A car on the quay tooted its horn and we looked over to see Atu waving at us. We’d been about to haul up the dinghy to store it on deck for the journey, but luckily hadn’t yet, so it wasn’t too difficult to get the fuel back out of the anchor locker and make our way over to shore. Euloge, his wife Hilda and 15 year old daughter Atu had come to say goodbye! And brought with them a bag full of food for the journey – banana crepes, stew and rice, a bag of bananas – plus clothes as gifts and a shell necklace. We were bowled over by their generosity and thoughtfulness. After hugs and kisses and address swapping, we headed back to Illusion and waved goodbye as they drove off to church.

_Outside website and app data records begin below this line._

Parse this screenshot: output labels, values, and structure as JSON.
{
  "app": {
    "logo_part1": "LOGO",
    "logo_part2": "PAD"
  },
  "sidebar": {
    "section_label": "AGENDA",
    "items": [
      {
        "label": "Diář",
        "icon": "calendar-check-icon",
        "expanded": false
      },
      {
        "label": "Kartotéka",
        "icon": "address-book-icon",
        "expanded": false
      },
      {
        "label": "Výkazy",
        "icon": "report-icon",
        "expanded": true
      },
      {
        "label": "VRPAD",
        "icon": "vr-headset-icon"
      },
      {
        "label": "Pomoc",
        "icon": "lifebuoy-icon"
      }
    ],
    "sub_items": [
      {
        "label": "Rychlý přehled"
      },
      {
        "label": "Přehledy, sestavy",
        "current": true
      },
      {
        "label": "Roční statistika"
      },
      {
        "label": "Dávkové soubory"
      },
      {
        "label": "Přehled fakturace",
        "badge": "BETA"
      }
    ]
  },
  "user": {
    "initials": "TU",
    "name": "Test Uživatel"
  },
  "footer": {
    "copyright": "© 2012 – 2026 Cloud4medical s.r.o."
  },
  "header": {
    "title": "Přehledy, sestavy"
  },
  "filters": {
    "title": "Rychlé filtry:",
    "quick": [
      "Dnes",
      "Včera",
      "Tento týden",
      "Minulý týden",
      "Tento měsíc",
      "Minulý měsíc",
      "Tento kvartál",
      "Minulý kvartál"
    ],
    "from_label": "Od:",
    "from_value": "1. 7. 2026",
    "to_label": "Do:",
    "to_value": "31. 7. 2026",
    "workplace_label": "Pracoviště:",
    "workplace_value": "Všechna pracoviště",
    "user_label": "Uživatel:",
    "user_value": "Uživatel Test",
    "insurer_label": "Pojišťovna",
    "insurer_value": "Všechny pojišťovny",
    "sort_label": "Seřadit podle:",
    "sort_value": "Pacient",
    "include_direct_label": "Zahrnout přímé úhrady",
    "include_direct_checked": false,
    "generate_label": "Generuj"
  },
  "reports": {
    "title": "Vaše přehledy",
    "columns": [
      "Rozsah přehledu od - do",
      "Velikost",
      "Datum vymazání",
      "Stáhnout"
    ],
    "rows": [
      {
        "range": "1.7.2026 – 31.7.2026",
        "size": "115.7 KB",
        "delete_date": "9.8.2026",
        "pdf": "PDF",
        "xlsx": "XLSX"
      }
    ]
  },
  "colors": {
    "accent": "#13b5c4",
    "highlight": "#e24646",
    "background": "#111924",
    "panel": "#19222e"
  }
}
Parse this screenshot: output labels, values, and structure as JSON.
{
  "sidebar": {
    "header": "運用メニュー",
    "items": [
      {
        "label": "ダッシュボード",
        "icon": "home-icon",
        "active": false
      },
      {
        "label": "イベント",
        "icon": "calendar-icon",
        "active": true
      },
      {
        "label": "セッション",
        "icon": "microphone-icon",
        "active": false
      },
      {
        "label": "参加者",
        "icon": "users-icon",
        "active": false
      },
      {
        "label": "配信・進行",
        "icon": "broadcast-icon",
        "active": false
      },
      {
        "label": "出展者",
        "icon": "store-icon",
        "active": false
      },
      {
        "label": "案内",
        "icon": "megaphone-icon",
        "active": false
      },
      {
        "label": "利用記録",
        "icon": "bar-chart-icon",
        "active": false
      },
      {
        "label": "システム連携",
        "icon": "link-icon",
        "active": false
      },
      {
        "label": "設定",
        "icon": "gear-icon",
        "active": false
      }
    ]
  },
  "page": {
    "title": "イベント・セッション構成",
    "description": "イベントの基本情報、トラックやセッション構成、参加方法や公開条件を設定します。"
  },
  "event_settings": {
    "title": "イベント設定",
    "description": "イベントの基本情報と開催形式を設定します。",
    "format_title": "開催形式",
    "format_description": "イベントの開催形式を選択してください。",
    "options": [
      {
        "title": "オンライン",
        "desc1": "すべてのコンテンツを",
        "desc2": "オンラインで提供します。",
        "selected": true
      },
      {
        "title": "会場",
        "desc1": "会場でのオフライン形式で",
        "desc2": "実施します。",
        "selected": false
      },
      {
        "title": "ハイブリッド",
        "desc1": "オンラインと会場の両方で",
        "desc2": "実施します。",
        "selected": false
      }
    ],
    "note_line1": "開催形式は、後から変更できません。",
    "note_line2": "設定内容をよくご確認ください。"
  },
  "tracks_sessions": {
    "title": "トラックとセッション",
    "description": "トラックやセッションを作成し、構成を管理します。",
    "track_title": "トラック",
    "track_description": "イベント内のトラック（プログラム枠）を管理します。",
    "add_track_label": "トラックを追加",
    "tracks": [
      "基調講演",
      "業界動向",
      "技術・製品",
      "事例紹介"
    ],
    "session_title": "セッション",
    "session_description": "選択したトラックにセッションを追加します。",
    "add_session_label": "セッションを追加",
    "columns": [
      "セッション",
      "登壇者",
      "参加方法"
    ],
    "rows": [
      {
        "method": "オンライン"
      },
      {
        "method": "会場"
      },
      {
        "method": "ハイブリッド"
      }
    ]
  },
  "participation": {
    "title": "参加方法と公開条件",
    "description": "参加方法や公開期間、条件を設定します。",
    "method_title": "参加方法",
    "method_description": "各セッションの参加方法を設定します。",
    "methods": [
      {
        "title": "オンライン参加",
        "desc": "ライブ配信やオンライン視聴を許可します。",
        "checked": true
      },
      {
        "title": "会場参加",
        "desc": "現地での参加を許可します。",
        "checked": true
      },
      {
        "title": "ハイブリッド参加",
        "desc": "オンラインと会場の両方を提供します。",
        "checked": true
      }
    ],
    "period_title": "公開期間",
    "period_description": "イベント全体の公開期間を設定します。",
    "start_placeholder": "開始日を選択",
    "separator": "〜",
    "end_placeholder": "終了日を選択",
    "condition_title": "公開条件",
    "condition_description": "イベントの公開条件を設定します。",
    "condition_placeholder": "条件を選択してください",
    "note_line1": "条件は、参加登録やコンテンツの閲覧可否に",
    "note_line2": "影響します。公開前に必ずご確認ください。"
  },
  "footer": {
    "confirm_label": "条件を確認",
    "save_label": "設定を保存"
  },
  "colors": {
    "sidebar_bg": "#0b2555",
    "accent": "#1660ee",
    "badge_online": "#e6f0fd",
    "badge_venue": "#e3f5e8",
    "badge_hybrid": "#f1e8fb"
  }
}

After the drama of the anchor dragging we settled into an amazing week on the island of Raivavae, a place I’d never even heard of which suddenly became home to us. Mostly we were working on the engine or trying to do other boat jobs to prepare to set sail so we didn’t see the stuff tourists go for – beautiful beaches off out by the reef, mountain walks with incredible views, diving, snorkelling, canoeing. Apparently that’s what tourists do anyway, when tourists visit. Chez Linda, the attractive pension run by the lovely Linda and John, where John and Deb were staying, organized all that kind of thing, along with lending bikes and cooking delicious meals. In the time we were there, though, I think only two other couples arrived. Interestingly there was a lot of local opposition to the airport being built thirteen years ago and you still get the feeling that, despite being welcoming and friendly, this is an island that is quite happy to not be inundated with visitors.
After three flights (Vancouver to LA, LA to Tahiti, Tahiti to Raivavae) it was pretty amazing to arrive at the tiny airport and see Doug, complete with an amusing amount of hair, waiting for me. Henriette, whom Doug had met a couple of days earlier, sorted us out with a ride to the other side of the island where Illusion was moored, and I was glad I’d made time for a practise French session with my friend Cristina the day before leaving Vancouver. Our hour of chatting had slightly prepared me for the first significant French-speaking experience since finishing my A-levels, seventeen years ago. (Aaaaack! I can’t believe that was 17 years ago!). Then we were alone, at the quay, and there was the dinghy waiting to take us out to the boat. I guess I hadn’t really thought about how we’d get there – that was a pretty cool moment. So we headed off onto the water, for my first meeting with Illusion and my first experience of living on board a sailboat. Continue reading “Ḿeeting Illusion”